After Egypt the ship took on a darker Orwellian quality. They had been anally retentive about norvo virus since boarding, warning us to not shake hands, wash frequently and disinfecting our hands every chance they got, but after Egypt this was ratcheted up a notch. Now we could not even use tongs at the buffet or handle a ketchup bottle! Everything was served to us - so if the lines were not long enough before or your food not cold enough (I rarely managed to get a hot meal from the buffet) now it would be. This fuss went on all the way home. You could not even get yourself a cup of coffee!!!!
Next stop was Malta. It was lovely. Again we did it ourselves as the ship docks right in Valetta. The sun shone, the shops were open and I was allowed to act like an adult and squeeze my own ketchup. Marvellous!
On a positive note the entertainment on board was great and the singers in the main showroom (the Stardust theatre) excellent. They also had a comedy team (part of second city) who although not the best I have seen, worked really hard and had the occasional funny sketch.
The spa was lovely but at $20 a day just to use the sauna and steam - very expensive. There was a small steam room in the mens locker room for the gym, but it was unpleasant and not used.
The best views on the ship were reserved for those in suites or for people that paid for the spa. The plebs (ie: the rest of us that had just paid for the "basic" package had to make do with side views).
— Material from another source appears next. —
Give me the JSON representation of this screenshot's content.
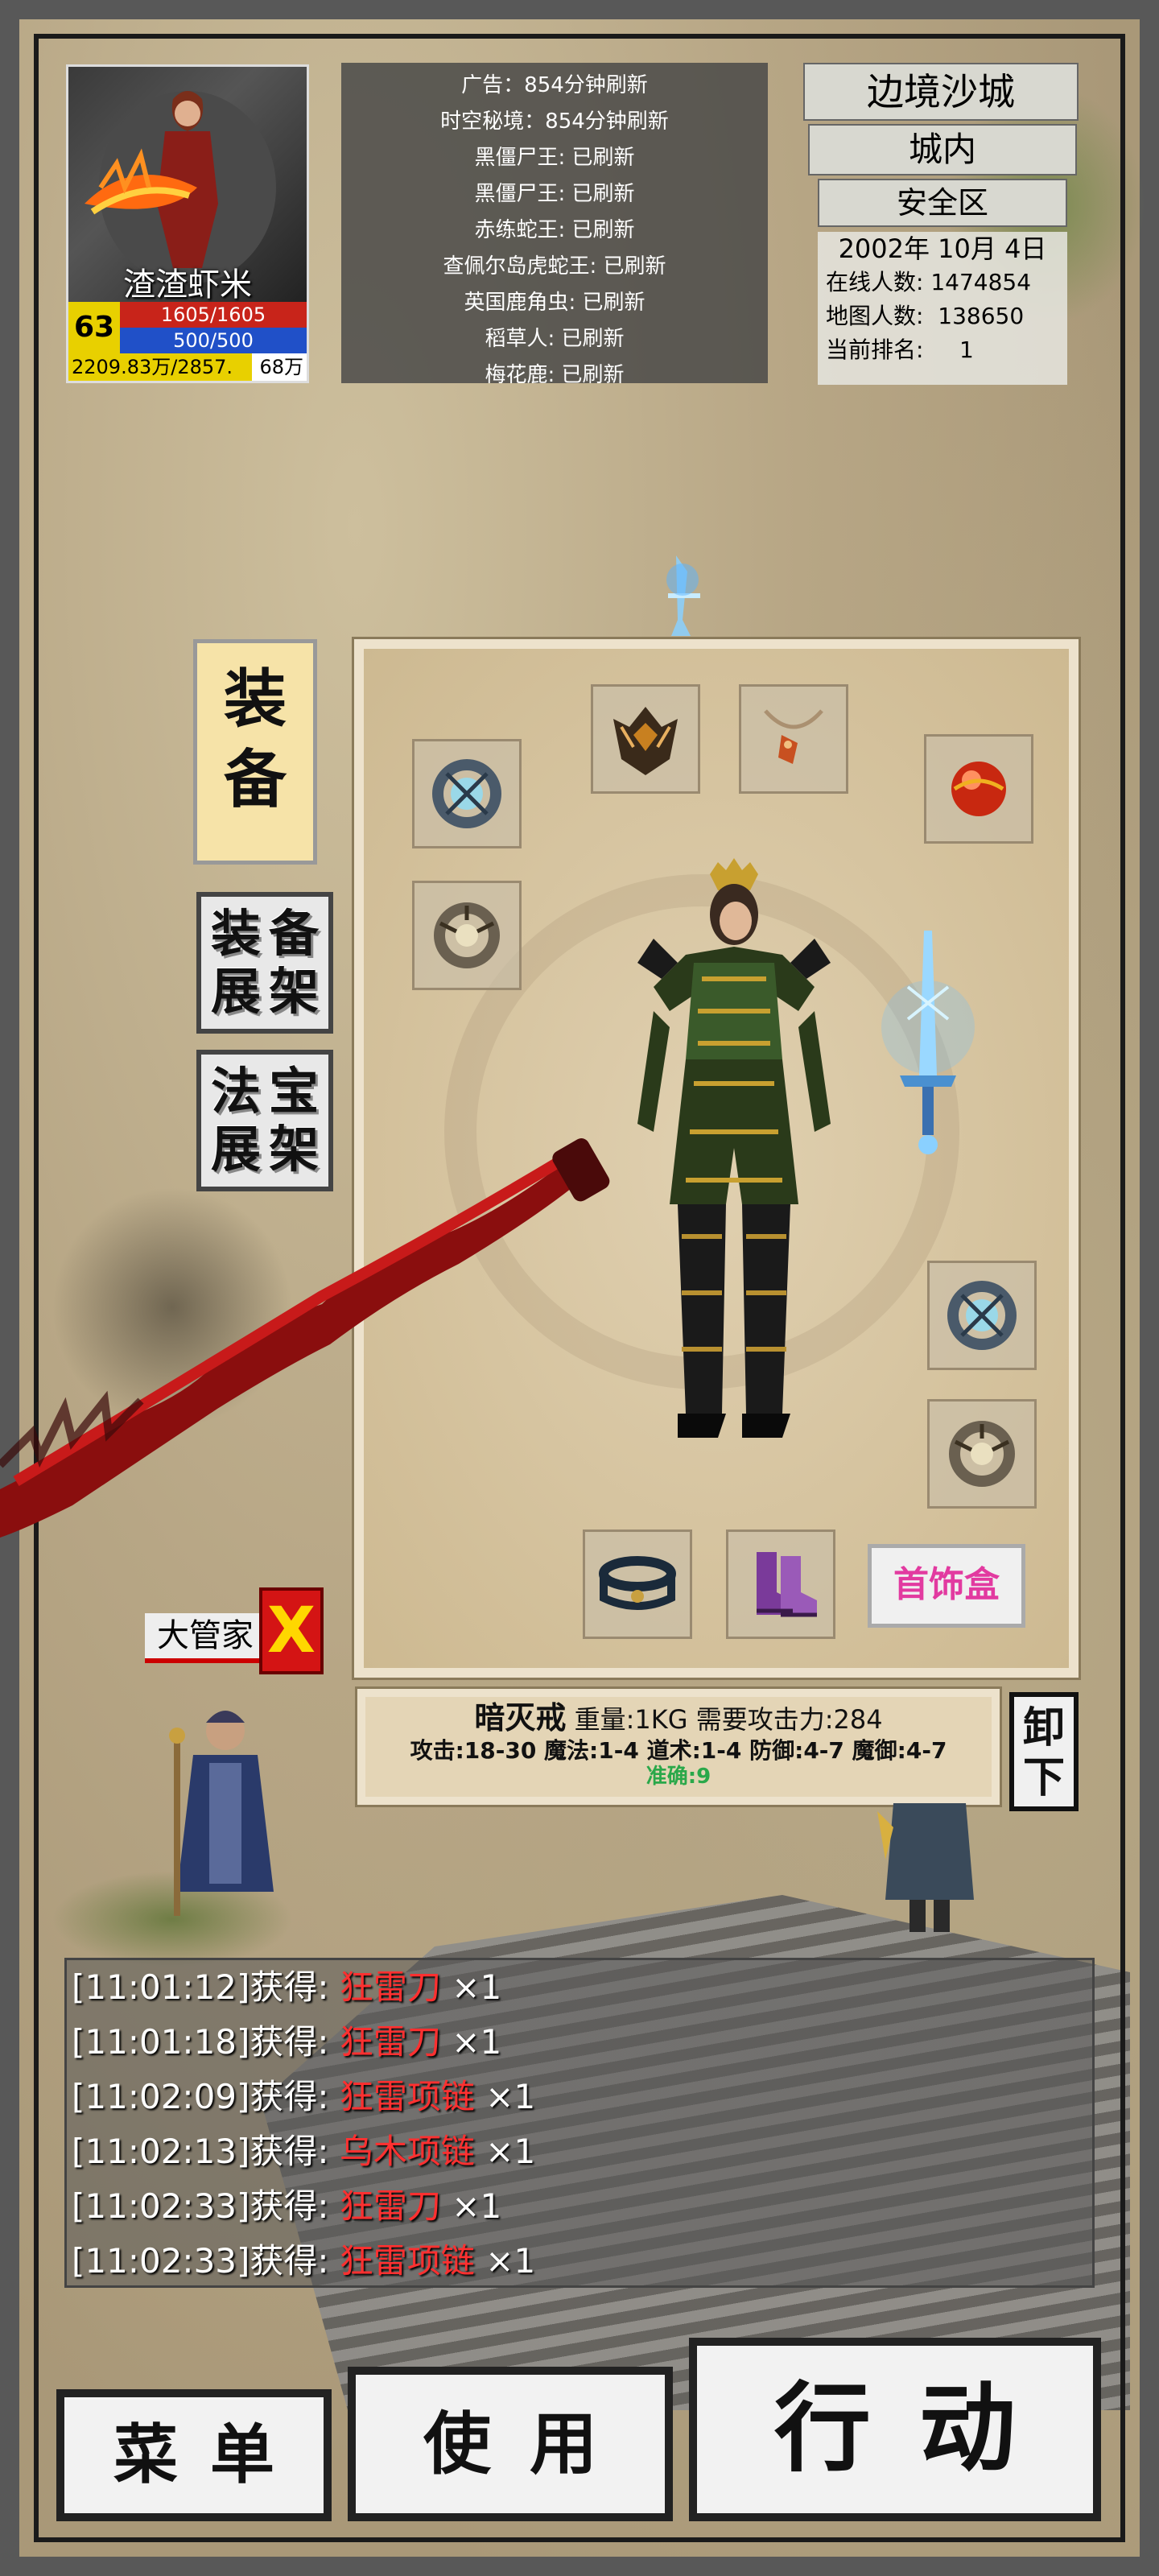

Overall I would say that the "Beautiful" Norwegian Jade (it was only ever referred to by crew this way) is great if you decide to pay extra for everything. If you hoped to just have a few extras (booze, the odd meal etc) then think again and go for a cruise line that treats you as a guest rather than a potentially bottomless pit of money that they intend to dredge until it is dry.